* **Try it**
Please retype the entries below exactly as they are written.

* **Extracted material**
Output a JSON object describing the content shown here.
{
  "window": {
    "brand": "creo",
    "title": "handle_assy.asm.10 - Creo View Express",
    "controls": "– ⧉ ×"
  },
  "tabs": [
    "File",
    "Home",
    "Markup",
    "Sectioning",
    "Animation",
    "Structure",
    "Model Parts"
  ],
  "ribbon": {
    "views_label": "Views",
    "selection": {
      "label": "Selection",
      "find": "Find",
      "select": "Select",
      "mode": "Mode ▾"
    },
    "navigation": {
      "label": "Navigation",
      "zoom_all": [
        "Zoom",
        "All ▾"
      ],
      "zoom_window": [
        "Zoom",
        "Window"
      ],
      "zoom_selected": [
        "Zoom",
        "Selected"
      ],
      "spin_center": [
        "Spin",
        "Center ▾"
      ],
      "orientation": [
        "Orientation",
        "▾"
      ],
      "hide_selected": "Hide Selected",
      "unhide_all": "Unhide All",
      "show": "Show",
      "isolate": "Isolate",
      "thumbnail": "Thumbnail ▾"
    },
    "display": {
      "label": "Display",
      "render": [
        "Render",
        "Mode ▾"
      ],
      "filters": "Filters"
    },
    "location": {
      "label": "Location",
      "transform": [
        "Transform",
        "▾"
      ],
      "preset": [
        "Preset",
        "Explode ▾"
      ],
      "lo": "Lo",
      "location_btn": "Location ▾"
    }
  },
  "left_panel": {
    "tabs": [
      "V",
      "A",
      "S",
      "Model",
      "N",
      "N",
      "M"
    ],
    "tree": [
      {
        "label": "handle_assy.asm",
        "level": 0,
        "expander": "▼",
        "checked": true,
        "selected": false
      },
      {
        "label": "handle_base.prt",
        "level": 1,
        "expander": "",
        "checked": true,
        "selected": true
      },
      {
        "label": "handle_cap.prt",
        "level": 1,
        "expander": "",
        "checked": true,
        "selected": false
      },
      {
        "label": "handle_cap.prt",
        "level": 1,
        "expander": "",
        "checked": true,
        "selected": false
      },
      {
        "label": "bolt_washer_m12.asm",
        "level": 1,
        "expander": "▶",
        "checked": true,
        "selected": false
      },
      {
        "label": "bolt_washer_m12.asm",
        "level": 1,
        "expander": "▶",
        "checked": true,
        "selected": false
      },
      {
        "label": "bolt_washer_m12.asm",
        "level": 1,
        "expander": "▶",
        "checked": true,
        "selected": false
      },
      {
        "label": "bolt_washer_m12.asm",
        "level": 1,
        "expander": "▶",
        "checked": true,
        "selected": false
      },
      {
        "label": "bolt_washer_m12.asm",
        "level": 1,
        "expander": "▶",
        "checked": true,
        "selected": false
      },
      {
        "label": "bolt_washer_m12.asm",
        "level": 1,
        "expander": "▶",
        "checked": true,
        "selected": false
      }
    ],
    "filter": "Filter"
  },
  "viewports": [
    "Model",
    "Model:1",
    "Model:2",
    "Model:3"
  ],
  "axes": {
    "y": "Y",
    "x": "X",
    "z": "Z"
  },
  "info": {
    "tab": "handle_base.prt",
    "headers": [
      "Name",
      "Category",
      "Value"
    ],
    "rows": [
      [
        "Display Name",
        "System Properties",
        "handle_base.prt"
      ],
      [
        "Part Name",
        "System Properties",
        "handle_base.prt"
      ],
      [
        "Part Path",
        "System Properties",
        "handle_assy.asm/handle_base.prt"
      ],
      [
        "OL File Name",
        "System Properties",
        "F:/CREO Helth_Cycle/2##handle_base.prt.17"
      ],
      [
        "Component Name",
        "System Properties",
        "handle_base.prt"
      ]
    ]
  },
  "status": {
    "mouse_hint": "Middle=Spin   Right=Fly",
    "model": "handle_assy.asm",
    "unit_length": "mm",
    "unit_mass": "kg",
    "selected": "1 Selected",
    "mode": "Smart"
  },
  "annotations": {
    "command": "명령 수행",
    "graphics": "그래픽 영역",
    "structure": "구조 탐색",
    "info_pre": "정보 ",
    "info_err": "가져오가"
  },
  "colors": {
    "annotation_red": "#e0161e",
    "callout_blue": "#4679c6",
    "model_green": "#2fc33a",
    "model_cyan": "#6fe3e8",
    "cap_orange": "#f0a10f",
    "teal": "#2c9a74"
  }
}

* **Exercise output**
Output a JSON object describing the content shown here.
{
  "window": {
    "brand": "creo",
    "title": "handle_assy.asm.10 - Creo View Express",
    "controls": "– ⧉ ×"
  },
  "tabs": [
    "File",
    "Home",
    "Markup",
    "Sectioning",
    "Animation",
    "Structure",
    "Model Parts"
  ],
  "ribbon": {
    "views_label": "Views",
    "selection": {
      "label": "Selection",
      "find": "Find",
      "select": "Select",
      "mode": "Mode ▾"
    },
    "navigation": {
      "label": "Navigation",
      "zoom_all": [
        "Zoom",
        "All ▾"
      ],
      "zoom_window": [
        "Zoom",
        "Window"
      ],
      "zoom_selected": [
        "Zoom",
        "Selected"
      ],
      "spin_center": [
        "Spin",
        "Center ▾"
      ],
      "orientation": [
        "Orientation",
        "▾"
      ],
      "hide_selected": "Hide Selected",
      "unhide_all": "Unhide All",
      "show": "Show",
      "isolate": "Isolate",
      "thumbnail": "Thumbnail ▾"
    },
    "display": {
      "label": "Display",
      "render": [
        "Render",
        "Mode ▾"
      ],
      "filters": "Filters"
    },
    "location": {
      "label": "Location",
      "transform": [
        "Transform",
        "▾"
      ],
      "preset": [
        "Preset",
        "Explode ▾"
      ],
      "lo": "Lo",
      "location_btn": "Location ▾"
    }
  },
  "left_panel": {
    "tabs": [
      "V",
      "A",
      "S",
      "Model",
      "N",
      "N",
      "M"
    ],
    "tree": [
      {
        "label": "handle_assy.asm",
        "level": 0,
        "expander": "▼",
        "checked": true,
        "selected": false
      },
      {
        "label": "handle_base.prt",
        "level": 1,
        "expander": "",
        "checked": true,
        "selected": true
      },
      {
        "label": "handle_cap.prt",
        "level": 1,
        "expander": "",
        "checked": true,
        "selected": false
      },
      {
        "label": "handle_cap.prt",
        "level": 1,
        "expander": "",
        "checked": true,
        "selected": false
      },
      {
        "label": "bolt_washer_m12.asm",
        "level": 1,
        "expander": "▶",
        "checked": true,
        "selected": false
      },
      {
        "label": "bolt_washer_m12.asm",
        "level": 1,
        "expander": "▶",
        "checked": true,
        "selected": false
      },
      {
        "label": "bolt_washer_m12.asm",
        "level": 1,
        "expander": "▶",
        "checked": true,
        "selected": false
      },
      {
        "label": "bolt_washer_m12.asm",
        "level": 1,
        "expander": "▶",
        "checked": true,
        "selected": false
      },
      {
        "label": "bolt_washer_m12.asm",
        "level": 1,
        "expander": "▶",
        "checked": true,
        "selected": false
      },
      {
        "label": "bolt_washer_m12.asm",
        "level": 1,
        "expander": "▶",
        "checked": true,
        "selected": false
      }
    ],
    "filter": "Filter"
  },
  "viewports": [
    "Model",
    "Model:1",
    "Model:2",
    "Model:3"
  ],
  "axes": {
    "y": "Y",
    "x": "X",
    "z": "Z"
  },
  "info": {
    "tab": "handle_base.prt",
    "headers": [
      "Name",
      "Category",
      "Value"
    ],
    "rows": [
      [
        "Display Name",
        "System Properties",
        "handle_base.prt"
      ],
      [
        "Part Name",
        "System Properties",
        "handle_base.prt"
      ],
      [
        "Part Path",
        "System Properties",
        "handle_assy.asm/handle_base.prt"
      ],
      [
        "OL File Name",
        "System Properties",
        "F:/CREO Helth_Cycle/2##handle_base.prt.17"
      ],
      [
        "Component Name",
        "System Properties",
        "handle_base.prt"
      ]
    ]
  },
  "status": {
    "mouse_hint": "Middle=Spin   Right=Fly",
    "model": "handle_assy.asm",
    "unit_length": "mm",
    "unit_mass": "kg",
    "selected": "1 Selected",
    "mode": "Smart"
  },
  "annotations": {
    "command": "명령 수행",
    "graphics": "그래픽 영역",
    "structure": "구조 탐색",
    "info_pre": "정보 ",
    "info_err": "가져오가"
  },
  "colors": {
    "annotation_red": "#e0161e",
    "callout_blue": "#4679c6",
    "model_green": "#2fc33a",
    "model_cyan": "#6fe3e8",
    "cap_orange": "#f0a10f",
    "teal": "#2c9a74"
  }
}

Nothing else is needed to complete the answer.